Data records for software interfaces
********
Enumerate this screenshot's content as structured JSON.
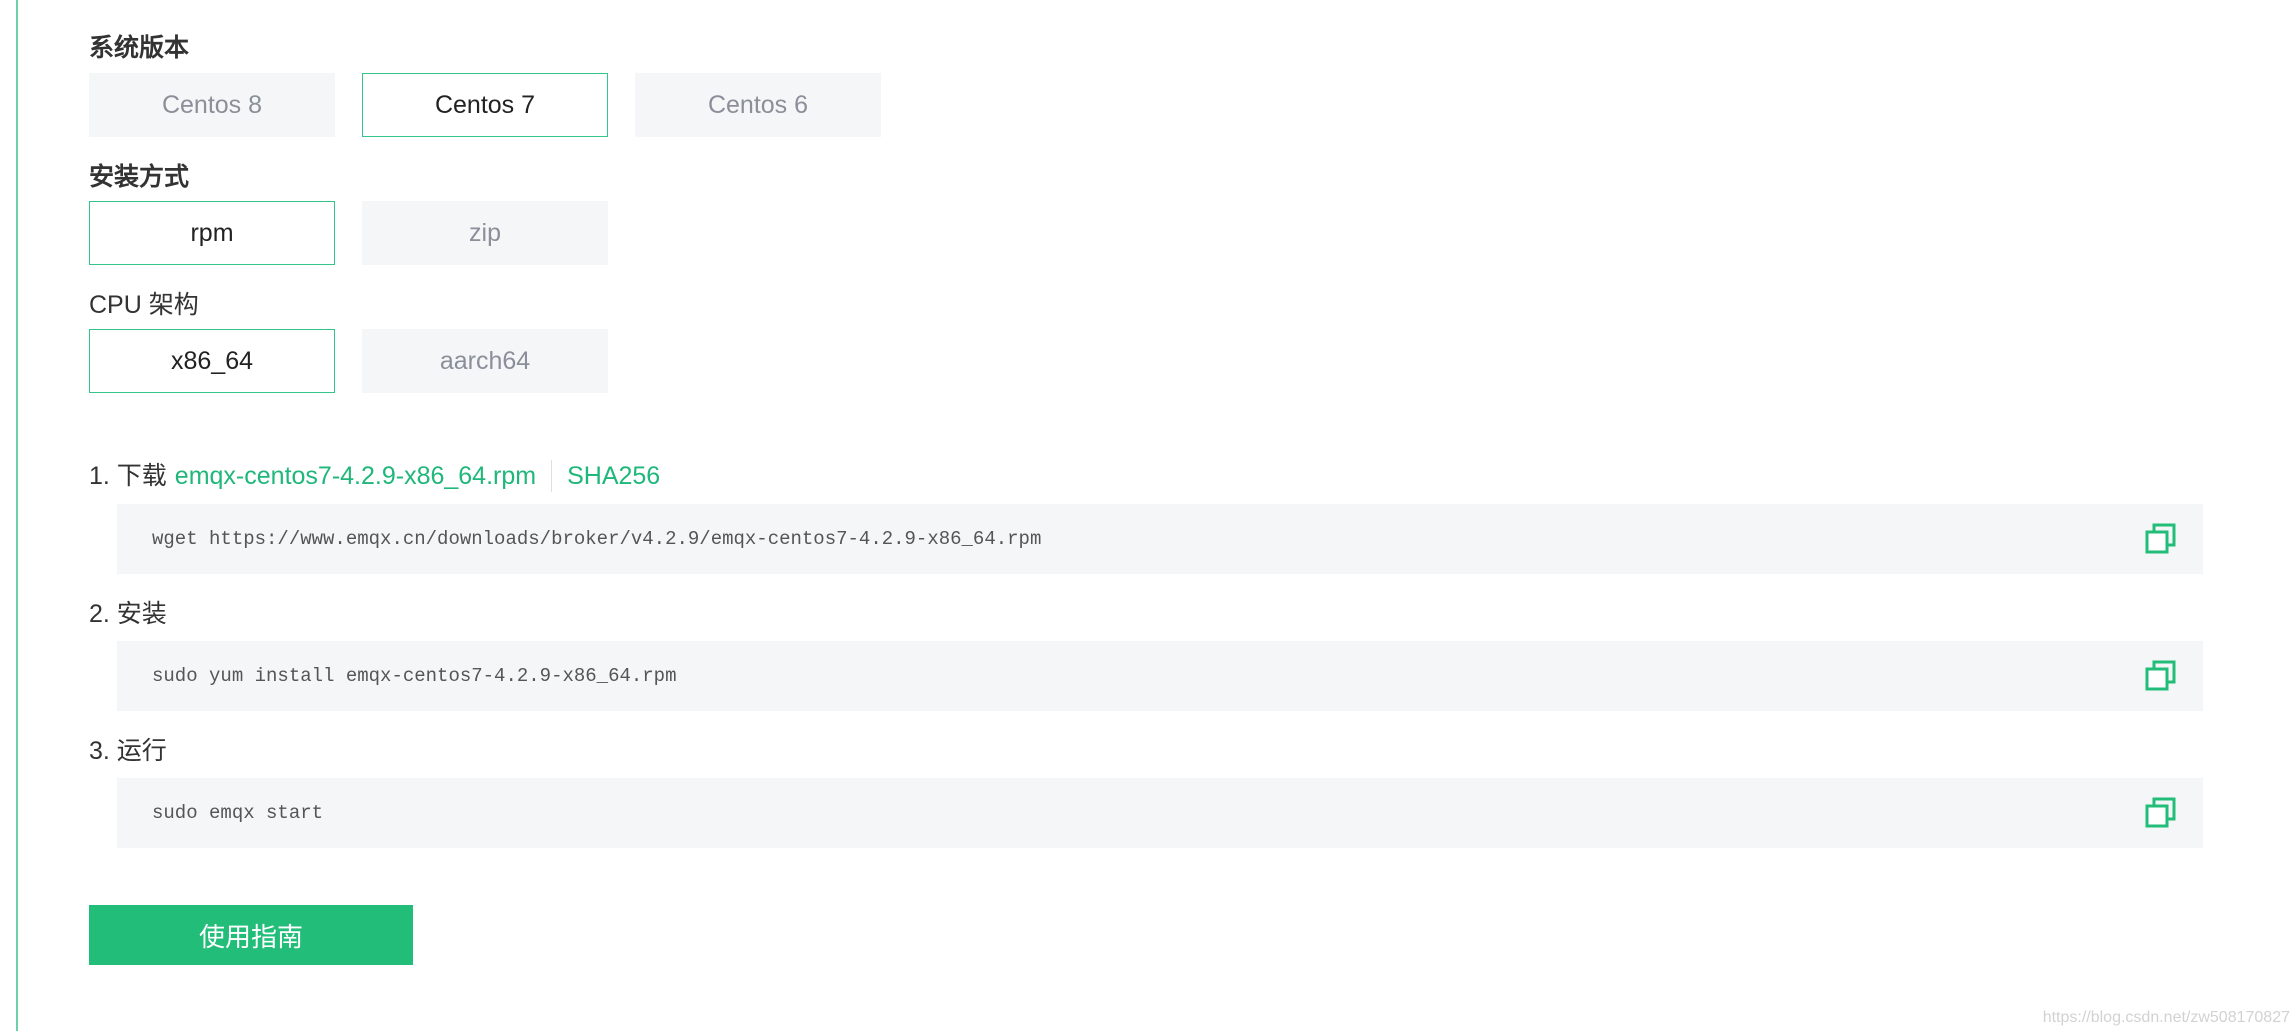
{
  "system_version": {
    "label": "系统版本",
    "options": [
      "Centos 8",
      "Centos 7",
      "Centos 6"
    ],
    "selected": "Centos 7"
  },
  "install_method": {
    "label": "安装方式",
    "options": [
      "rpm",
      "zip"
    ],
    "selected": "rpm"
  },
  "cpu_arch": {
    "label": "CPU 架构",
    "options": [
      "x86_64",
      "aarch64"
    ],
    "selected": "x86_64"
  },
  "steps": [
    {
      "prefix": "1. 下载",
      "link_text": "emqx-centos7-4.2.9-x86_64.rpm",
      "hash_text": "SHA256",
      "command": "wget https://www.emqx.cn/downloads/broker/v4.2.9/emqx-centos7-4.2.9-x86_64.rpm"
    },
    {
      "prefix": "2. 安装",
      "command": "sudo yum install emqx-centos7-4.2.9-x86_64.rpm"
    },
    {
      "prefix": "3. 运行",
      "command": "sudo emqx start"
    }
  ],
  "guide_button_label": "使用指南",
  "watermark": "https://blog.csdn.net/zw508170827",
  "icons": {
    "copy": "copy-icon"
  },
  "colors": {
    "accent": "#22bd79",
    "active_border": "#33c58a",
    "option_bg": "#f5f6f8",
    "code_bg": "#f5f6f8"
  }
}
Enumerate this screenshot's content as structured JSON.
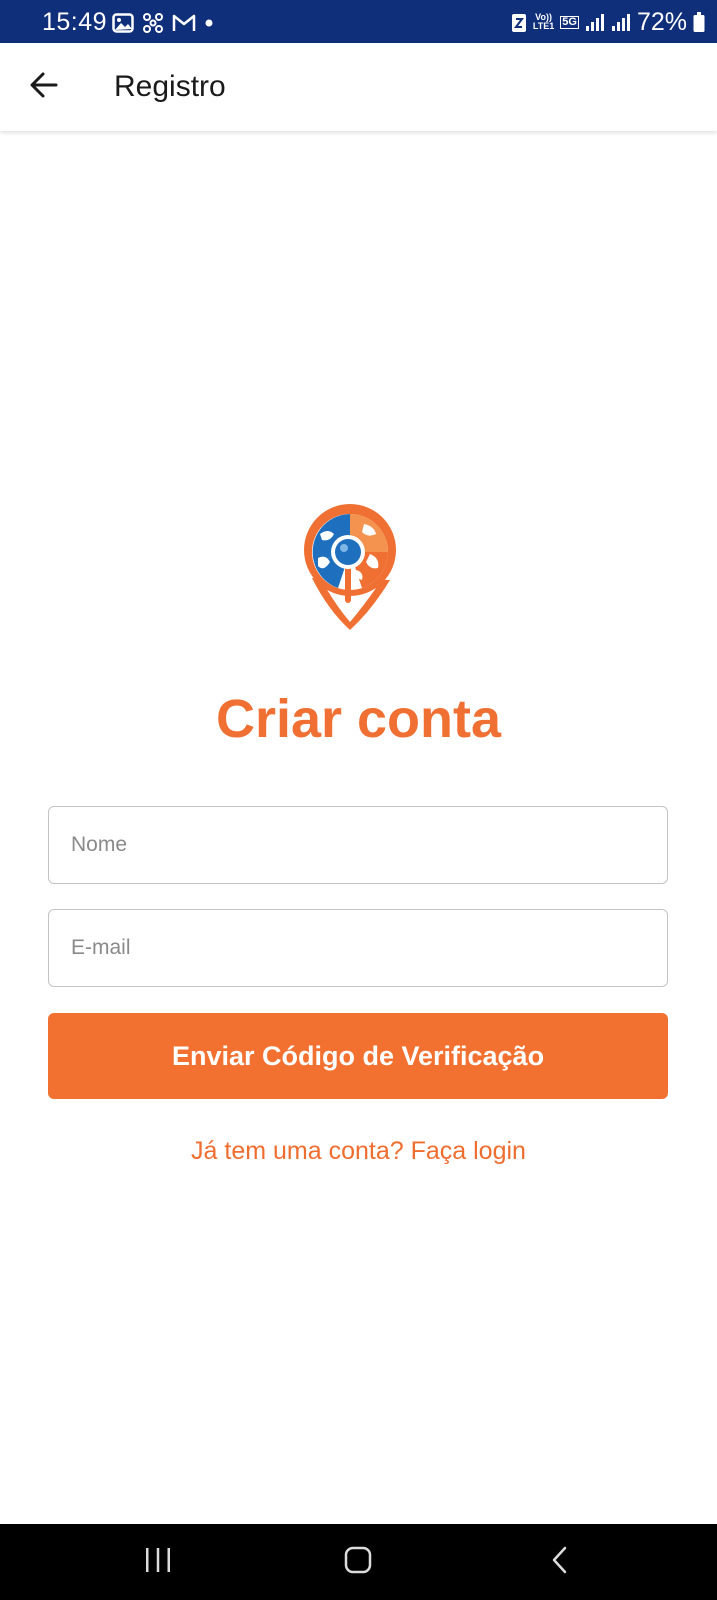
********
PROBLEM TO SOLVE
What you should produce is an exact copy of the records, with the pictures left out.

RESULT OF THE EXERCISE
Enumerate this screenshot's content as structured JSON.
{
  "system_version": {
    "label": "系统版本",
    "options": [
      "Centos 8",
      "Centos 7",
      "Centos 6"
    ],
    "selected": "Centos 7"
  },
  "install_method": {
    "label": "安装方式",
    "options": [
      "rpm",
      "zip"
    ],
    "selected": "rpm"
  },
  "cpu_arch": {
    "label": "CPU 架构",
    "options": [
      "x86_64",
      "aarch64"
    ],
    "selected": "x86_64"
  },
  "steps": [
    {
      "prefix": "1. 下载",
      "link_text": "emqx-centos7-4.2.9-x86_64.rpm",
      "hash_text": "SHA256",
      "command": "wget https://www.emqx.cn/downloads/broker/v4.2.9/emqx-centos7-4.2.9-x86_64.rpm"
    },
    {
      "prefix": "2. 安装",
      "command": "sudo yum install emqx-centos7-4.2.9-x86_64.rpm"
    },
    {
      "prefix": "3. 运行",
      "command": "sudo emqx start"
    }
  ],
  "guide_button_label": "使用指南",
  "watermark": "https://blog.csdn.net/zw508170827",
  "icons": {
    "copy": "copy-icon"
  },
  "colors": {
    "accent": "#22bd79",
    "active_border": "#33c58a",
    "option_bg": "#f5f6f8",
    "code_bg": "#f5f6f8"
  }
}
Enumerate this screenshot's content as structured JSON.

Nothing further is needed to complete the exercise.